AIM OF THE TASK: Where does the string "Options" appear? Copy every line of the entries below that holds it.
=-=-=
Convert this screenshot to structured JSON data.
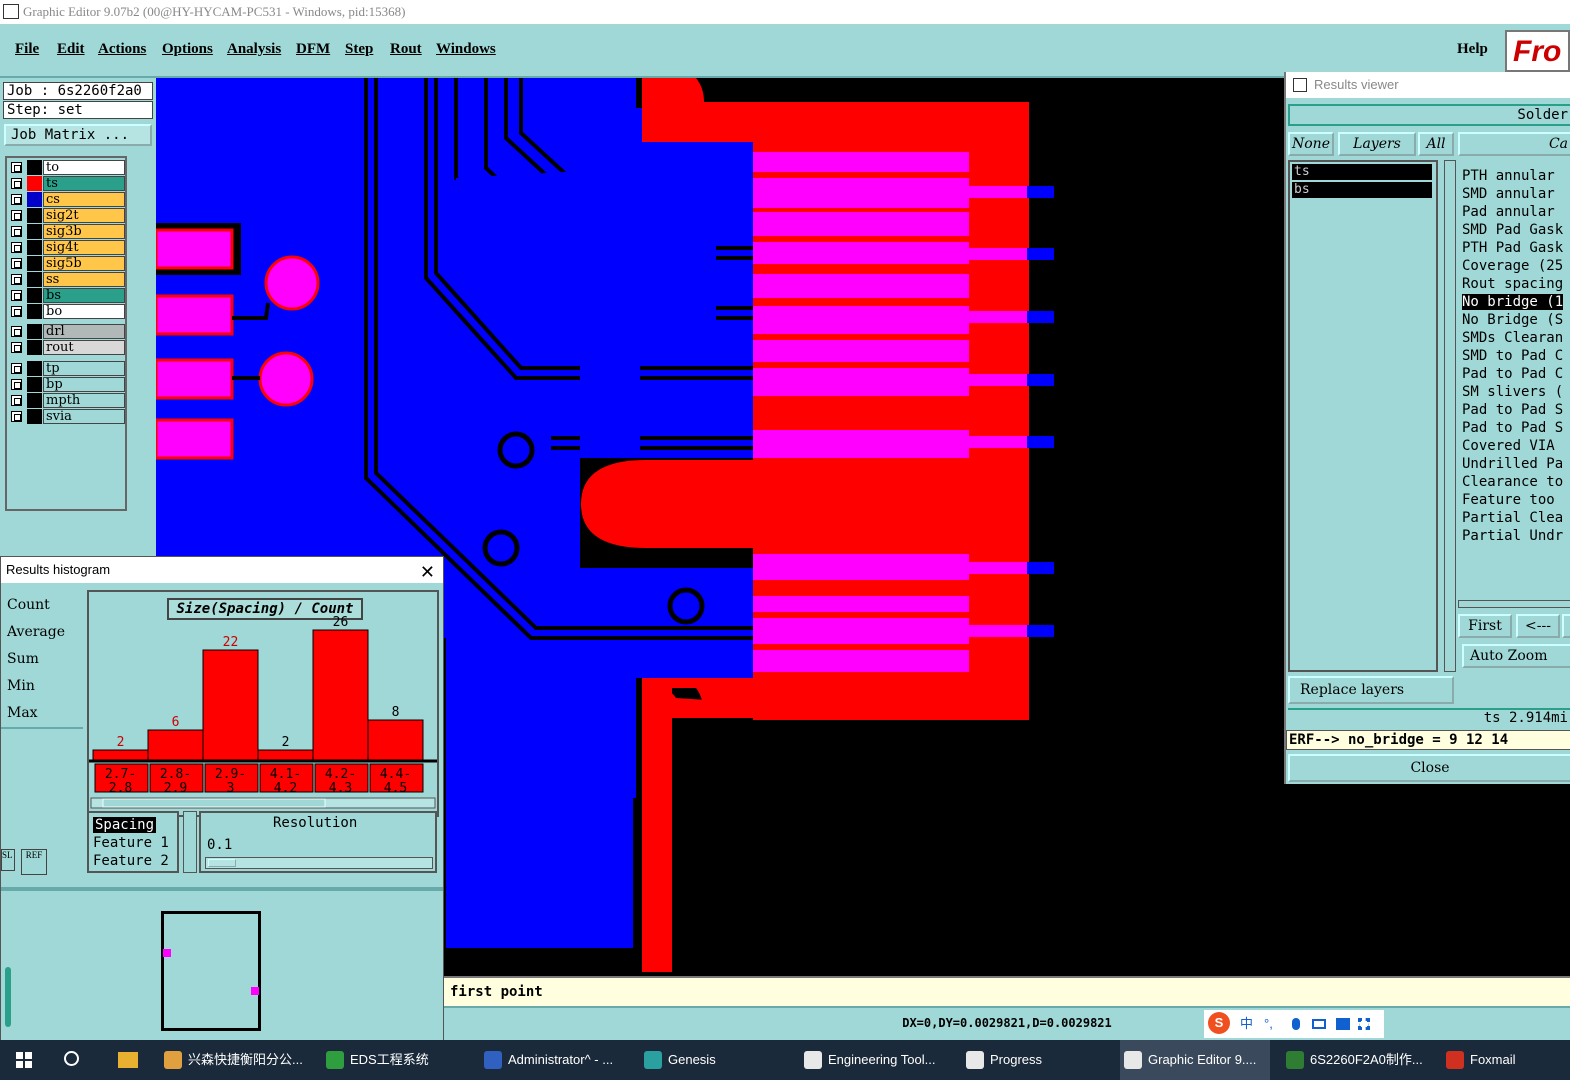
{
  "window": {
    "title": "Graphic Editor 9.07b2 (00@HY-HYCAM-PC531 - Windows, pid:15368)"
  },
  "menu": {
    "items": [
      "File",
      "Edit",
      "Actions",
      "Options",
      "Analysis",
      "DFM",
      "Step",
      "Rout",
      "Windows"
    ],
    "help": "Help",
    "brand": "Fro"
  },
  "left": {
    "job": "Job : 6s2260f2a0",
    "step": "Step: set",
    "job_matrix": "Job Matrix ...",
    "layers": [
      {
        "name": "to",
        "swatch": "#000000",
        "bg": "#ffffff"
      },
      {
        "name": "ts",
        "swatch": "#ff0000",
        "bg": "#2aa08a"
      },
      {
        "name": "cs",
        "swatch": "#0000c8",
        "bg": "#ffc64a"
      },
      {
        "name": "sig2t",
        "swatch": "#000000",
        "bg": "#ffc64a"
      },
      {
        "name": "sig3b",
        "swatch": "#000000",
        "bg": "#ffc64a"
      },
      {
        "name": "sig4t",
        "swatch": "#000000",
        "bg": "#ffc64a"
      },
      {
        "name": "sig5b",
        "swatch": "#000000",
        "bg": "#ffc64a"
      },
      {
        "name": "ss",
        "swatch": "#000000",
        "bg": "#ffc64a"
      },
      {
        "name": "bs",
        "swatch": "#000000",
        "bg": "#2aa08a"
      },
      {
        "name": "bo",
        "swatch": "#000000",
        "bg": "#ffffff"
      },
      {
        "name": "drl",
        "swatch": "#000000",
        "bg": "#b0b8b8"
      },
      {
        "name": "rout",
        "swatch": "#000000",
        "bg": "#d8d8d8"
      },
      {
        "name": "tp",
        "swatch": "#000000",
        "bg": "#9fd8d6"
      },
      {
        "name": "bp",
        "swatch": "#000000",
        "bg": "#9fd8d6"
      },
      {
        "name": "mpth",
        "swatch": "#000000",
        "bg": "#9fd8d6"
      },
      {
        "name": "svia",
        "swatch": "#000000",
        "bg": "#9fd8d6"
      }
    ]
  },
  "histogram": {
    "title": "Results histogram",
    "close": "X",
    "stats": [
      "Count",
      "Average",
      "Sum",
      "Min",
      "Max"
    ],
    "chart_title": "Size(Spacing) / Count",
    "chart_data": {
      "type": "bar",
      "title": "Size(Spacing) / Count",
      "categories": [
        "2.7-2.8",
        "2.8-2.9",
        "2.9-3",
        "4.1-4.2",
        "4.2-4.3",
        "4.4-4.5"
      ],
      "values": [
        2,
        6,
        22,
        2,
        26,
        8
      ],
      "bar_color": "#ff0000",
      "label_colors": [
        "#cc0000",
        "#cc0000",
        "#cc0000",
        "#000000",
        "#000000",
        "#000000"
      ],
      "ylim": [
        0,
        28
      ]
    },
    "bins": [
      {
        "top": "2.7-",
        "bottom": "2.8"
      },
      {
        "top": "2.8-",
        "bottom": "2.9"
      },
      {
        "top": "2.9-",
        "bottom": "3"
      },
      {
        "top": "4.1-",
        "bottom": "4.2"
      },
      {
        "top": "4.2-",
        "bottom": "4.3"
      },
      {
        "top": "4.4-",
        "bottom": "4.5"
      }
    ],
    "features": [
      "Spacing",
      "Feature 1",
      "Feature 2"
    ],
    "resolution_label": "Resolution",
    "resolution_value": "0.1",
    "side_buttons": [
      "SL",
      "REF"
    ]
  },
  "command_line": "first point",
  "status_line": "DX=0,DY=0.0029821,D=0.0029821",
  "viewer": {
    "title": "Results viewer",
    "header": "Solder",
    "buttons": {
      "none": "None",
      "layers": "Layers",
      "all": "All"
    },
    "cat_header": "Ca",
    "layer_list": [
      "ts",
      "bs"
    ],
    "checks": [
      "PTH annular",
      "SMD annular",
      "Pad annular",
      "SMD Pad Gask",
      "PTH Pad Gask",
      "Coverage (25",
      "Rout spacing",
      "No bridge (1",
      "No Bridge (S",
      "SMDs Clearan",
      "SMD to Pad C",
      "Pad to Pad C",
      "SM slivers (",
      "Pad to Pad S",
      "Pad to Pad S",
      "Covered VIA",
      "Undrilled Pa",
      "Clearance to",
      "Feature too",
      "Partial Clea",
      "Partial Undr"
    ],
    "selected_check": 7,
    "first": "First",
    "back": "<---",
    "auto_zoom": "Auto Zoom",
    "replace_layers": "Replace layers",
    "ts_info": "ts 2.914mi",
    "erf": "ERF--> no_bridge = 9 12 14",
    "close": "Close"
  },
  "taskbar": {
    "items": [
      {
        "label": "兴森快捷衡阳分公...",
        "color": "#e0a040"
      },
      {
        "label": "EDS工程系统",
        "color": "#2e9e3e"
      },
      {
        "label": "Administrator^ - ...",
        "color": "#3060c0"
      },
      {
        "label": "Genesis",
        "color": "#2aa0a0"
      },
      {
        "label": "Engineering Tool...",
        "color": "#e8e8e8"
      },
      {
        "label": "Progress",
        "color": "#e8e8e8"
      },
      {
        "label": "Graphic Editor 9....",
        "color": "#e8e8e8"
      },
      {
        "label": "6S2260F2A0制作...",
        "color": "#2e7d32"
      },
      {
        "label": "Foxmail",
        "color": "#d03020"
      }
    ],
    "tray": [
      "S",
      "中",
      "°,",
      "mic",
      "kbd",
      "shirt",
      "grid"
    ]
  }
}
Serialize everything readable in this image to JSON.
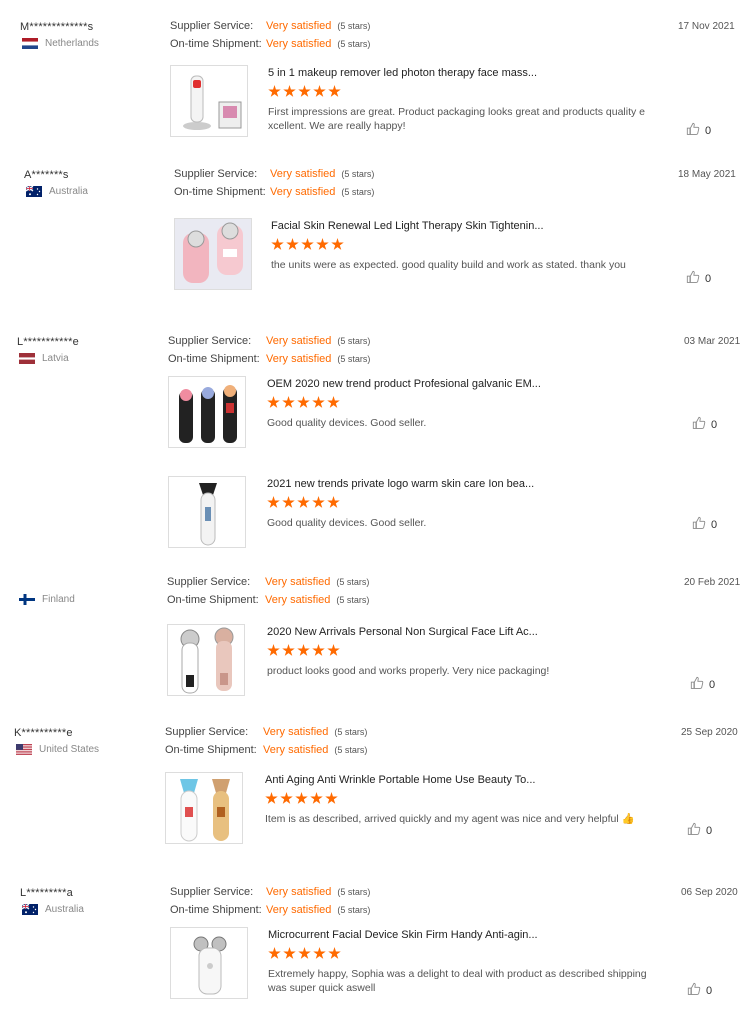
{
  "reviews": [
    {
      "buyer": "M*************s",
      "country": "Netherlands",
      "flag": "netherlands",
      "supplier_label": "Supplier Service:",
      "supplier_value": "Very satisfied",
      "supplier_stars": "(5 stars)",
      "shipment_label": "On-time Shipment:",
      "shipment_value": "Very satisfied",
      "shipment_stars": "(5 stars)",
      "date": "17 Nov 2021",
      "products": [
        {
          "title": "5 in 1 makeup remover led photon therapy face mass...",
          "rating": 5,
          "text": "First impressions are great. Product packaging looks great and products quality e xcellent. We are really happy!",
          "likes": "0",
          "image_icon": "face-massager-image"
        }
      ]
    },
    {
      "buyer": "A*******s",
      "country": "Australia",
      "flag": "australia",
      "supplier_label": "Supplier Service:",
      "supplier_value": "Very satisfied",
      "supplier_stars": "(5 stars)",
      "shipment_label": "On-time Shipment:",
      "shipment_value": "Very satisfied",
      "shipment_stars": "(5 stars)",
      "date": "18 May 2021",
      "products": [
        {
          "title": "Facial Skin Renewal Led Light Therapy Skin Tightenin...",
          "rating": 5,
          "text": "the units were as expected. good quality build and work as stated. thank you",
          "likes": "0",
          "image_icon": "pink-device-image"
        }
      ]
    },
    {
      "buyer": "L***********e",
      "country": "Latvia",
      "flag": "latvia",
      "supplier_label": "Supplier Service:",
      "supplier_value": "Very satisfied",
      "supplier_stars": "(5 stars)",
      "shipment_label": "On-time Shipment:",
      "shipment_value": "Very satisfied",
      "shipment_stars": "(5 stars)",
      "date": "03 Mar 2021",
      "products": [
        {
          "title": "OEM 2020 new trend product Profesional galvanic EM...",
          "rating": 5,
          "text": "Good quality devices. Good seller.",
          "likes": "0",
          "image_icon": "three-devices-image"
        },
        {
          "title": "2021 new trends private logo warm skin care Ion bea...",
          "rating": 5,
          "text": "Good quality devices. Good seller.",
          "likes": "0",
          "image_icon": "white-device-image"
        }
      ]
    },
    {
      "buyer": "",
      "country": "Finland",
      "flag": "finland",
      "supplier_label": "Supplier Service:",
      "supplier_value": "Very satisfied",
      "supplier_stars": "(5 stars)",
      "shipment_label": "On-time Shipment:",
      "shipment_value": "Very satisfied",
      "shipment_stars": "(5 stars)",
      "date": "20 Feb 2021",
      "products": [
        {
          "title": "2020 New Arrivals Personal Non Surgical Face Lift Ac...",
          "rating": 5,
          "text": "product looks good and works properly. Very nice packaging!",
          "likes": "0",
          "image_icon": "two-devices-image"
        }
      ]
    },
    {
      "buyer": "K**********e",
      "country": "United States",
      "flag": "united-states",
      "supplier_label": "Supplier Service:",
      "supplier_value": "Very satisfied",
      "supplier_stars": "(5 stars)",
      "shipment_label": "On-time Shipment:",
      "shipment_value": "Very satisfied",
      "shipment_stars": "(5 stars)",
      "date": "25 Sep 2020",
      "products": [
        {
          "title": "Anti Aging Anti Wrinkle Portable Home Use Beauty To...",
          "rating": 5,
          "text": "Item is as described, arrived quickly and my agent was nice and very helpful 👍",
          "likes": "0",
          "image_icon": "gold-white-devices-image"
        }
      ]
    },
    {
      "buyer": "L*********a",
      "country": "Australia",
      "flag": "australia",
      "supplier_label": "Supplier Service:",
      "supplier_value": "Very satisfied",
      "supplier_stars": "(5 stars)",
      "shipment_label": "On-time Shipment:",
      "shipment_value": "Very satisfied",
      "shipment_stars": "(5 stars)",
      "date": "06 Sep 2020",
      "products": [
        {
          "title": "Microcurrent Facial Device Skin Firm Handy Anti-agin...",
          "rating": 5,
          "text": "Extremely happy, Sophia was a delight to deal with product as described shipping was super quick aswell",
          "likes": "0",
          "image_icon": "roller-device-image"
        }
      ]
    }
  ],
  "colors": {
    "accent": "#ff6a00",
    "text": "#333333",
    "muted": "#888888"
  }
}
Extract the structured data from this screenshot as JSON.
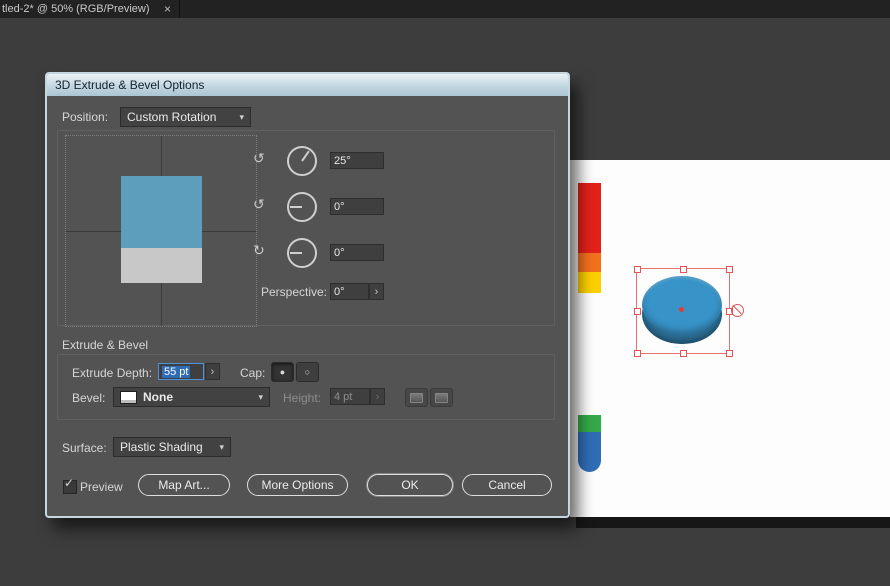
{
  "window": {
    "tab_title": "tled-2* @ 50% (RGB/Preview)",
    "close_glyph": "×"
  },
  "dialog": {
    "title": "3D Extrude & Bevel Options",
    "position": {
      "label": "Position:",
      "value": "Custom Rotation"
    },
    "rotation": {
      "x_value": "25°",
      "y_value": "0°",
      "z_value": "0°"
    },
    "perspective": {
      "label": "Perspective:",
      "value": "0°"
    },
    "extrude": {
      "section_title": "Extrude & Bevel",
      "depth_label": "Extrude Depth:",
      "depth_value": "55 pt",
      "cap_label": "Cap:",
      "bevel_label": "Bevel:",
      "bevel_value": "None",
      "height_label": "Height:",
      "height_value": "4 pt"
    },
    "surface": {
      "label": "Surface:",
      "value": "Plastic Shading"
    },
    "footer": {
      "preview": "Preview",
      "map_art": "Map Art...",
      "more_options": "More Options",
      "ok": "OK",
      "cancel": "Cancel"
    }
  },
  "icons": {
    "dropdown_chevron": "▾",
    "spinner_chevron": "›",
    "rotate_x": "↺",
    "rotate_y": "↺",
    "rotate_z": "↻",
    "cap_solid": "●",
    "cap_hollow": "○",
    "checkmark": "✓"
  },
  "colors": {
    "selection_highlight": "#2f6cb3",
    "artwork_red": "#e3211a",
    "artwork_orange": "#f3701d",
    "artwork_yellow": "#fcd000",
    "artwork_green": "#35a948",
    "artwork_blue": "#2f6eb6",
    "disk_top": "#3793c8",
    "disk_side": "#2b6e95",
    "selection_red": "#e57373"
  }
}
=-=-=
RESPONSE:
      "Options",
    "title": "3D Extrude & Bevel Options",
      "more_options": "More Options",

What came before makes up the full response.